> **WORK TASK**
Where in the listing does the word "scene" appear? Report each line that holds it.

> **STORED DATA**

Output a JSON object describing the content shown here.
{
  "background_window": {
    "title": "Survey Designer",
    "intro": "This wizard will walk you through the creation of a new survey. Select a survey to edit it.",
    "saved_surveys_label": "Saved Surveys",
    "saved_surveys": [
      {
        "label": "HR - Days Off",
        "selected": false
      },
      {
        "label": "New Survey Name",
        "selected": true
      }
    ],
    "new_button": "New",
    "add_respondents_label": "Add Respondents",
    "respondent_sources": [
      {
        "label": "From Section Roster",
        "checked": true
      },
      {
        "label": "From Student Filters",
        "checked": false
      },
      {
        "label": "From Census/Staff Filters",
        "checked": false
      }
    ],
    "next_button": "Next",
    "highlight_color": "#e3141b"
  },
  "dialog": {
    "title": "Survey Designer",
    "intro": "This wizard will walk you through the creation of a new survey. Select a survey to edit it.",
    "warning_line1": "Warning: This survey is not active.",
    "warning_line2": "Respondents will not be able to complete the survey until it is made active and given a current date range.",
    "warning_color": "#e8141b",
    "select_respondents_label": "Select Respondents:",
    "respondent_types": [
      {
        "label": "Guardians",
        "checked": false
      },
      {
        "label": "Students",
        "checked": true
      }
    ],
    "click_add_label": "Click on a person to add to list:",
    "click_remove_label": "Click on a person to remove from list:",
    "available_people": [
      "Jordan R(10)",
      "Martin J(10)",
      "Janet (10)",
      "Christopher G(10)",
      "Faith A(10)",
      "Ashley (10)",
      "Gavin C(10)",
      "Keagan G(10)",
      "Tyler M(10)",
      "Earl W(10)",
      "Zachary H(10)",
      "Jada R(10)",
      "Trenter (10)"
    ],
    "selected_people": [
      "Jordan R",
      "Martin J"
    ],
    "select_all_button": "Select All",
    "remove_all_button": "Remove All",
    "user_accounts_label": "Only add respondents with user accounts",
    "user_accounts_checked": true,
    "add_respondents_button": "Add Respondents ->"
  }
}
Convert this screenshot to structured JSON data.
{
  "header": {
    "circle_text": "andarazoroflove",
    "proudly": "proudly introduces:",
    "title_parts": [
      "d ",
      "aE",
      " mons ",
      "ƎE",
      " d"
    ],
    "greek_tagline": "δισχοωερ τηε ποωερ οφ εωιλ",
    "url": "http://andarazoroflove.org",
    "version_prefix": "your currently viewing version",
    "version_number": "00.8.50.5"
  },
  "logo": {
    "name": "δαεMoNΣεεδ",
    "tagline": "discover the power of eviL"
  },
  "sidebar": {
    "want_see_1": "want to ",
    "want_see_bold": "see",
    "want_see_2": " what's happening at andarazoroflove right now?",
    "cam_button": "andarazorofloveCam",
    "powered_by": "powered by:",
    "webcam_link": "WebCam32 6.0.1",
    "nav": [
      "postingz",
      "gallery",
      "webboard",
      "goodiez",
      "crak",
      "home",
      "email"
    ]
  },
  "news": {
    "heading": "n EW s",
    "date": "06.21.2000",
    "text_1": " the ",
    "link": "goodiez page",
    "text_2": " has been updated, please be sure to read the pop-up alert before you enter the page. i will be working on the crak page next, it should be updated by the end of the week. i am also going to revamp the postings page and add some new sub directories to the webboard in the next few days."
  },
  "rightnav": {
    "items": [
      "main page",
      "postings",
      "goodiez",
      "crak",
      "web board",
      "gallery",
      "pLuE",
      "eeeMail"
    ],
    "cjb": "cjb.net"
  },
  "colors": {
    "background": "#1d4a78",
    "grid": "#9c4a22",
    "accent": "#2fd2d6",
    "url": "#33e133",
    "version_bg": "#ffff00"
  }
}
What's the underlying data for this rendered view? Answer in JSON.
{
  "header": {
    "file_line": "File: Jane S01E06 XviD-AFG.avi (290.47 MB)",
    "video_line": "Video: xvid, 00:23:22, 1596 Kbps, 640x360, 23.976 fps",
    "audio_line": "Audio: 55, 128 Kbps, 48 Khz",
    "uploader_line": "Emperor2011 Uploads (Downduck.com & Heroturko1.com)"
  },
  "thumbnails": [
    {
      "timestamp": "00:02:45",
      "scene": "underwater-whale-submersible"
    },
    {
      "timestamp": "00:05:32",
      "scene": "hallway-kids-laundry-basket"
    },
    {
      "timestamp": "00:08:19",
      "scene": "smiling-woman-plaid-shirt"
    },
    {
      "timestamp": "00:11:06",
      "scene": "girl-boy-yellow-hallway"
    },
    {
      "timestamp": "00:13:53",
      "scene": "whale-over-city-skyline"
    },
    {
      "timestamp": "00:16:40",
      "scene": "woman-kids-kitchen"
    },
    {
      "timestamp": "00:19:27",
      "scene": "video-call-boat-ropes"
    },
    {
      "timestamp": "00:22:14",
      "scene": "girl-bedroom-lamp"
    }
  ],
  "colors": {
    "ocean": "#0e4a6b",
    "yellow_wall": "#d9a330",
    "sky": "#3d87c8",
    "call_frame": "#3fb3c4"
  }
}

> **RESPONSE TO THIS EXERCISE**
      "scene": "underwater-whale-submersible"
      "scene": "hallway-kids-laundry-basket"
      "scene": "smiling-woman-plaid-shirt"
      "scene": "girl-boy-yellow-hallway"
      "scene": "whale-over-city-skyline"
      "scene": "woman-kids-kitchen"
      "scene": "video-call-boat-ropes"
      "scene": "girl-bedroom-lamp"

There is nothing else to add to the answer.